The most important result we can derive from these figures is that after a small time interval, only 5 Alfvén crossing times, resonant surfaces are created all over the loop, with length scales which are small enough for effective dissipation. The contour plot in Fig. 11 confirms this conclusion.

5 Summary and discussion

From previous investigations we know that resonant absorption and phase-mixing are viable candidates to heat the corona. However, although both processes succeed in building small length scales, leading to effective heating at these surfaces, most investigations faced the problem of global heating. Especially for harmonic footpoint motions the resonant absorption process resulted in only one or two single resonant layers, corresponding to the first harmonics of the system's eigenspectrum. Even if a broadband driver was taken into account, like in Ofman & Davila (1996), the problem persisted. In order to investigate whether more realistic footpoint motions and the implementation of more significant waves modes in the model could enhance the efficiency, we chose to work in ideal MHD as a means to focus on the qualitative side of the problem.

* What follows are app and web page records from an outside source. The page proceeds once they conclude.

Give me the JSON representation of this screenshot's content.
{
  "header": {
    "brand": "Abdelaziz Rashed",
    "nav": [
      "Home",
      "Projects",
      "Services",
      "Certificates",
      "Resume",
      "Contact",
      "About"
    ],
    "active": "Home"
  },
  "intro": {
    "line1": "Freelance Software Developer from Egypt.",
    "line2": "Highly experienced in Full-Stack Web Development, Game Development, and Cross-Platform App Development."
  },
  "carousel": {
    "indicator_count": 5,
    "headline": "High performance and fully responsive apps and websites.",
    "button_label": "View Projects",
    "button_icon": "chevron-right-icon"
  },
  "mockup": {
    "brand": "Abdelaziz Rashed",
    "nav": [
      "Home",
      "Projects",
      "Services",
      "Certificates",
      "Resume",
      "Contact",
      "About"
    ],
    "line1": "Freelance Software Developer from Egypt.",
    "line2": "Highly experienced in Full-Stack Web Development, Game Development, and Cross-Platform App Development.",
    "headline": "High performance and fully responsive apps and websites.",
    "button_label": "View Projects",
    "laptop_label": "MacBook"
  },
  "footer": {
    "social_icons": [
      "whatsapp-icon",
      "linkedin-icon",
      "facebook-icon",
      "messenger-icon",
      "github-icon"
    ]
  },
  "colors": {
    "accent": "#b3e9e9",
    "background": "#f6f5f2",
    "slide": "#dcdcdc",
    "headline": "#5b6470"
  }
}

In De Groof & Goossens (2000), we showed that it is crucial to take into account all possible values of kz. In this way, all quasi-modes with frequencies lying in the driver's spectrum are excited and a variety of resonant layers are available, spread throughout the loop. For radial footpoint motions, the role of the quasi-modes and the importance of a broadband driver were significant (see De Groof & Goossens 2000). For loops driven by azimuthally polarized footpoint motions however, quasi-modes are not strictly necessary as energy carrier waves. Therefore we investigate in this paper the role of quasi-modes in case resonant Alfvén waves are driven directly by a random pulse train. The difference with a periodic driver is striking: in contrast to the single resonant surface, a random pulse train generates a variety of resonant Alfvén waves and excites indirectly a whole series of quasi-modes amplifying the original resonances through coupling with Alfvén waves. However, the distinction between the pure Alfvén resonances and the resonant peaks build up by resonant absorption of quasi-modes is not that clear as for a radial driver.

In case of longer loops, the generation of small length scales is even more efficient since more quasi-modes are involved and resonant peaks are formed all over the volume of the coronal loop, even after a time span as small as a few Alfvén crossing times.

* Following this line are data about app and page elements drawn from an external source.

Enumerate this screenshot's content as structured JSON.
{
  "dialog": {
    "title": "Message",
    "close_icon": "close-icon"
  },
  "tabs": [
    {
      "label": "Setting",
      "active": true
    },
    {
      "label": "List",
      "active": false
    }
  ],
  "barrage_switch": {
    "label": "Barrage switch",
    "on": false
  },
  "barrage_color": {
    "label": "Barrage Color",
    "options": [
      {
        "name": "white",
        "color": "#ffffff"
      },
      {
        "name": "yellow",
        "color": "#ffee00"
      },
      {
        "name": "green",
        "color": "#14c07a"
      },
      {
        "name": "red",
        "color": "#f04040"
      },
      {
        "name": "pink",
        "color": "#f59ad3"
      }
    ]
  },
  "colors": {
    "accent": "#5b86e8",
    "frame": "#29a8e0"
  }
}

These results give confidence that the combination of resonant absorption and phase-mixing may indeed play a key role in heating closed loops in the solar corona. In contrast to earlier findings, the heating is not restricted to one single shell but the whole coronal loop can be heated in a global way. We remark that, since dissipation is excluded from our model, the results found above do not give any quantitative view on the resulting heating but picture the efficiency of wave heating in a qualitative way. In order to compare the resulted heating with observations, dissipation has to be included in the model.

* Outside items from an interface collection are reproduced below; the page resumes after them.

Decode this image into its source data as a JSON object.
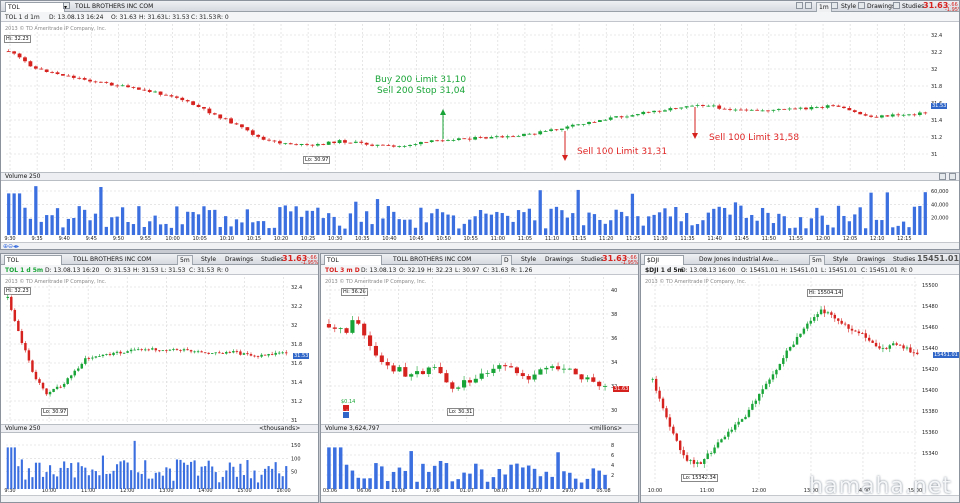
{
  "main": {
    "symbol": "TOL",
    "company": "TOLL BROTHERS INC COM",
    "interval_button": "1m",
    "style_label": "Style",
    "drawings_label": "Drawings",
    "studies_label": "Studies",
    "price": "31.63",
    "change": "-.66",
    "change_pct": "-1.95%",
    "ohlc": [
      "TOL 1 d 1m",
      "D: 13.08.13 16:24",
      "O: 31.63",
      "H: 31.63",
      "L: 31.53",
      "C: 31.53",
      "R: 0"
    ],
    "copyright": "2013 © TD Ameritrade IP Company, Inc.",
    "hi_label": "Hi: 32.23",
    "lo_label": "Lo: 30.97",
    "last_tag": "31.53",
    "annotations": {
      "buy": "Buy 200 Limit 31,10",
      "sell_stop": "Sell 200 Stop 31,04",
      "sell1": "Sell 100 Limit 31,31",
      "sell2": "Sell 100 Limit 31,58"
    },
    "price_ticks": [
      "32.4",
      "32.2",
      "32",
      "31.8",
      "31.6",
      "31.4",
      "31.2",
      "31"
    ],
    "volume_label": "Volume",
    "volume_value": "250",
    "volume_ticks": [
      "60,000",
      "40,000",
      "20,000"
    ],
    "time_ticks": [
      "9:30",
      "9:35",
      "9:40",
      "9:45",
      "9:50",
      "9:55",
      "10:00",
      "10:05",
      "10:10",
      "10:15",
      "10:20",
      "10:25",
      "10:30",
      "10:35",
      "10:40",
      "10:45",
      "10:50",
      "10:55",
      "11:00",
      "11:05",
      "11:10",
      "11:15",
      "11:20",
      "11:25",
      "11:30",
      "11:35",
      "11:40",
      "11:45",
      "11:50",
      "11:55",
      "12:00",
      "12:05",
      "12:10",
      "12:15"
    ]
  },
  "panel1": {
    "symbol": "TOL",
    "company": "TOLL BROTHERS INC COM",
    "interval_button": "5m",
    "style_label": "Style",
    "drawings_label": "Drawings",
    "studies_label": "Studies",
    "price": "31.63",
    "change": "-.66",
    "change_pct": "-1.95%",
    "ohlc": [
      "TOL 1 d 5m",
      "D: 13.08.13 16:20",
      "O: 31.53",
      "H: 31.53",
      "L: 31.53",
      "C: 31.53",
      "R: 0"
    ],
    "copyright": "2013 © TD Ameritrade IP Company, Inc.",
    "hi_label": "Hi: 32.23",
    "lo_label": "Lo: 30.97",
    "last_tag": "31.53",
    "price_ticks": [
      "32.4",
      "32.2",
      "32",
      "31.8",
      "31.6",
      "31.4",
      "31.2",
      "31"
    ],
    "volume_label": "Volume",
    "volume_value": "250",
    "volume_units": "<thousands>",
    "volume_ticks": [
      "150",
      "100",
      "50"
    ],
    "time_ticks": [
      "9:30",
      "10:00",
      "11:00",
      "12:00",
      "13:00",
      "14:00",
      "15:00",
      "16:00"
    ]
  },
  "panel2": {
    "symbol": "TOL",
    "company": "TOLL BROTHERS INC COM",
    "interval_button": "D",
    "style_label": "Style",
    "drawings_label": "Drawings",
    "studies_label": "Studies",
    "price": "31.63",
    "change": "-.66",
    "change_pct": "-1.95%",
    "ohlc": [
      "TOL 3 m D",
      "D: 13.08.13",
      "O: 32.19",
      "H: 32.23",
      "L: 30.97",
      "C: 31.63",
      "R: 1.26"
    ],
    "copyright": "2013 © TD Ameritrade IP Company, Inc.",
    "hi_label": "Hi: 36.26",
    "lo_label": "Lo: 30.31",
    "event_label": "$0.14",
    "last_tag": "31.63",
    "price_ticks": [
      "40",
      "38",
      "36",
      "34",
      "32",
      "30"
    ],
    "volume_label": "Volume",
    "volume_value": "3,624,797",
    "volume_units": "<millions>",
    "volume_ticks": [
      "8",
      "6",
      "4",
      "2"
    ],
    "time_ticks": [
      "03.06",
      "06.06",
      "11.06",
      "17.06",
      "01.07",
      "08.07",
      "15.07",
      "29.07",
      "05.08"
    ]
  },
  "panel3": {
    "symbol": "$DJI",
    "company": "Dow Jones Industrial Ave...",
    "interval_button": "5m",
    "style_label": "Style",
    "drawings_label": "Drawings",
    "studies_label": "Studies",
    "price": "15451.01",
    "ohlc": [
      "$DJI 1 d 5m",
      "D: 13.08.13 16:00",
      "O: 15451.01",
      "H: 15451.01",
      "L: 15451.01",
      "C: 15451.01",
      "R: 0"
    ],
    "copyright": "2013 © TD Ameritrade IP Company, Inc.",
    "hi_label": "Hi: 15504.14",
    "lo_label": "Lo: 15342.34",
    "last_tag": "15451.01",
    "price_ticks": [
      "15500",
      "15480",
      "15460",
      "15440",
      "15420",
      "15400",
      "15380",
      "15360",
      "15340"
    ],
    "time_ticks": [
      "10:00",
      "11:00",
      "12:00",
      "13:00",
      "14:00",
      "15:00"
    ]
  },
  "watermark": "hamaha.net",
  "colors": {
    "up": "#18a436",
    "down": "#d6221f",
    "volume": "#3b6fe0",
    "accent": "#d6221f"
  }
}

We remark that recent observations by TRACE, showing a concentration of heating at the footpoints of the loop, seem to be at first sight in contradiction with the results we presented above. However, as mentioned in the introduction, we are confident that the solar atmosphere is heated by a combination of different heating mechanisms, all working together. As explained before, in order to get fast footpoint motions, the coronal loops are probably driven by reconnection events in the chromosphere and transition region. These explosive events also release energy which is observed at the footpoints of the long coronal arcades (Sturrock et al. 1999; Falconer et al. 2000). Moreover, since the density is higher at the bottom of the atmosphere and mass flows propagating up and down coronal loops bounce back at the steep gradients with the photosphere, several mechanisms may contribute to the explanation why the footpoints of coronal loops seem brighter in observations.



Copyright ESO 2002